Extracted information ::
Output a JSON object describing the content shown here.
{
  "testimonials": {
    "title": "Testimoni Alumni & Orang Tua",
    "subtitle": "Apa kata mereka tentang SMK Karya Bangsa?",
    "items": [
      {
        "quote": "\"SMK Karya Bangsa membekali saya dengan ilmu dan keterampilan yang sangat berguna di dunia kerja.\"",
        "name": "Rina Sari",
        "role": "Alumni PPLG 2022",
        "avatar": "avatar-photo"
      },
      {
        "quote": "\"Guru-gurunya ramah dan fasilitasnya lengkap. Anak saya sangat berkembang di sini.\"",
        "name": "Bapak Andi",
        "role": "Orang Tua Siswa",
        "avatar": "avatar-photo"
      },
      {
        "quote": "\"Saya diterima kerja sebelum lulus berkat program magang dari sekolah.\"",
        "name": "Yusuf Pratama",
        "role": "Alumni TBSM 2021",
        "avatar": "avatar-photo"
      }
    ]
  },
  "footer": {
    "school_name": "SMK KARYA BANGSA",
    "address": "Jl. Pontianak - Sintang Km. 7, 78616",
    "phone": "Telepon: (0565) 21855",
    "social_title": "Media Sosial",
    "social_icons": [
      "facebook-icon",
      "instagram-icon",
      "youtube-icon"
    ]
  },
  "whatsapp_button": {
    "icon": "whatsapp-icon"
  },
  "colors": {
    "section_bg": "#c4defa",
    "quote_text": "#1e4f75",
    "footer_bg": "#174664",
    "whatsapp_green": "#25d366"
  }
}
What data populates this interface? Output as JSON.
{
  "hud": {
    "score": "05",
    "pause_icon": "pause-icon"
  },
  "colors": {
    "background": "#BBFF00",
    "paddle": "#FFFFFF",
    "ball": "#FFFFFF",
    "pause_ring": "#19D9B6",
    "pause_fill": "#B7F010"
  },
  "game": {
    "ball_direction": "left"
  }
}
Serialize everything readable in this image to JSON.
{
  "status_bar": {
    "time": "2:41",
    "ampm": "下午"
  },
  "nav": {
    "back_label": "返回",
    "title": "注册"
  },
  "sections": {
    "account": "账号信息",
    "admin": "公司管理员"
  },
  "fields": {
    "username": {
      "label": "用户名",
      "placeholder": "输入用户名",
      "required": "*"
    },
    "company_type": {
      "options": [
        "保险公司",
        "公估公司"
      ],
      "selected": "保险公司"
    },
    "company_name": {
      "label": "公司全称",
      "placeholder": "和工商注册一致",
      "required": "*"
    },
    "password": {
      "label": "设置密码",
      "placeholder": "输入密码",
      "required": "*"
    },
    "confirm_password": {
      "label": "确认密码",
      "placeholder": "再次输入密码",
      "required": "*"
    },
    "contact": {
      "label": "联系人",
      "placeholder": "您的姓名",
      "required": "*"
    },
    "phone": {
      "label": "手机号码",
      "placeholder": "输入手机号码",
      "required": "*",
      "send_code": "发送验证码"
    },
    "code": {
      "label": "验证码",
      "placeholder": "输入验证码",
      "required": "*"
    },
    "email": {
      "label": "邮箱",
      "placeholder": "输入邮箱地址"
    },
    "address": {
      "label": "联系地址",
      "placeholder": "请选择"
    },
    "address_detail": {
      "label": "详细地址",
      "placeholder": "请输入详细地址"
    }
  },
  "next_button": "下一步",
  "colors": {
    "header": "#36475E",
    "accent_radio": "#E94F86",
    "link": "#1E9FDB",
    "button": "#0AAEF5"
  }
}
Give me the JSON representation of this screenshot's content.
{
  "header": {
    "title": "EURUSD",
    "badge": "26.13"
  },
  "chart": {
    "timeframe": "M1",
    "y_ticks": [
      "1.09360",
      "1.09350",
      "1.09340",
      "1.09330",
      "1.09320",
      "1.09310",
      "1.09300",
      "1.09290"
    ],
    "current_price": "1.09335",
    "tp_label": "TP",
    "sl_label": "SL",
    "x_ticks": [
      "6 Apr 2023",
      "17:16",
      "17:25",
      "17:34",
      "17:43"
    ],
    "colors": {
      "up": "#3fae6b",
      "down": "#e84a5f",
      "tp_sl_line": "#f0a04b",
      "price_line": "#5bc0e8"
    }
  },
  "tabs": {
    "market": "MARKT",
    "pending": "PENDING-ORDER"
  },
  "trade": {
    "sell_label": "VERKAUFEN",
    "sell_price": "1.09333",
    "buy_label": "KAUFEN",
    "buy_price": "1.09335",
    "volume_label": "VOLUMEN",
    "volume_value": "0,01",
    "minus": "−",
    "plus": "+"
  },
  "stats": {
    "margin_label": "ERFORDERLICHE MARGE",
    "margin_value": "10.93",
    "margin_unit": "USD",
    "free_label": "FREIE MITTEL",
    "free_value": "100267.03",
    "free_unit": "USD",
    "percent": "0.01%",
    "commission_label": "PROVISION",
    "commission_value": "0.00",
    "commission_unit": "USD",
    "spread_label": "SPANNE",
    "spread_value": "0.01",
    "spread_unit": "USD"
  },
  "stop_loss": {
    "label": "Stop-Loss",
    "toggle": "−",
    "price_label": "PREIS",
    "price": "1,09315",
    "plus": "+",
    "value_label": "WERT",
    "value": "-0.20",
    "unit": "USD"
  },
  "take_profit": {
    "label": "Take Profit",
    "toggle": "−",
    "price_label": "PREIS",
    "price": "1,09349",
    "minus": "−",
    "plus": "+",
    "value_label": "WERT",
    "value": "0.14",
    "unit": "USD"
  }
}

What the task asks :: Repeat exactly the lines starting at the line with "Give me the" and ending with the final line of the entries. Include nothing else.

Result of the task ::
Give me the JSON representation of this screenshot's content.
{
  "header": {
    "title": "EURUSD",
    "badge": "26.13"
  },
  "chart": {
    "timeframe": "M1",
    "y_ticks": [
      "1.09360",
      "1.09350",
      "1.09340",
      "1.09330",
      "1.09320",
      "1.09310",
      "1.09300",
      "1.09290"
    ],
    "current_price": "1.09335",
    "tp_label": "TP",
    "sl_label": "SL",
    "x_ticks": [
      "6 Apr 2023",
      "17:16",
      "17:25",
      "17:34",
      "17:43"
    ],
    "colors": {
      "up": "#3fae6b",
      "down": "#e84a5f",
      "tp_sl_line": "#f0a04b",
      "price_line": "#5bc0e8"
    }
  },
  "tabs": {
    "market": "MARKT",
    "pending": "PENDING-ORDER"
  },
  "trade": {
    "sell_label": "VERKAUFEN",
    "sell_price": "1.09333",
    "buy_label": "KAUFEN",
    "buy_price": "1.09335",
    "volume_label": "VOLUMEN",
    "volume_value": "0,01",
    "minus": "−",
    "plus": "+"
  },
  "stats": {
    "margin_label": "ERFORDERLICHE MARGE",
    "margin_value": "10.93",
    "margin_unit": "USD",
    "free_label": "FREIE MITTEL",
    "free_value": "100267.03",
    "free_unit": "USD",
    "percent": "0.01%",
    "commission_label": "PROVISION",
    "commission_value": "0.00",
    "commission_unit": "USD",
    "spread_label": "SPANNE",
    "spread_value": "0.01",
    "spread_unit": "USD"
  },
  "stop_loss": {
    "label": "Stop-Loss",
    "toggle": "−",
    "price_label": "PREIS",
    "price": "1,09315",
    "plus": "+",
    "value_label": "WERT",
    "value": "-0.20",
    "unit": "USD"
  },
  "take_profit": {
    "label": "Take Profit",
    "toggle": "−",
    "price_label": "PREIS",
    "price": "1,09349",
    "minus": "−",
    "plus": "+",
    "value_label": "WERT",
    "value": "0.14",
    "unit": "USD"
  }
}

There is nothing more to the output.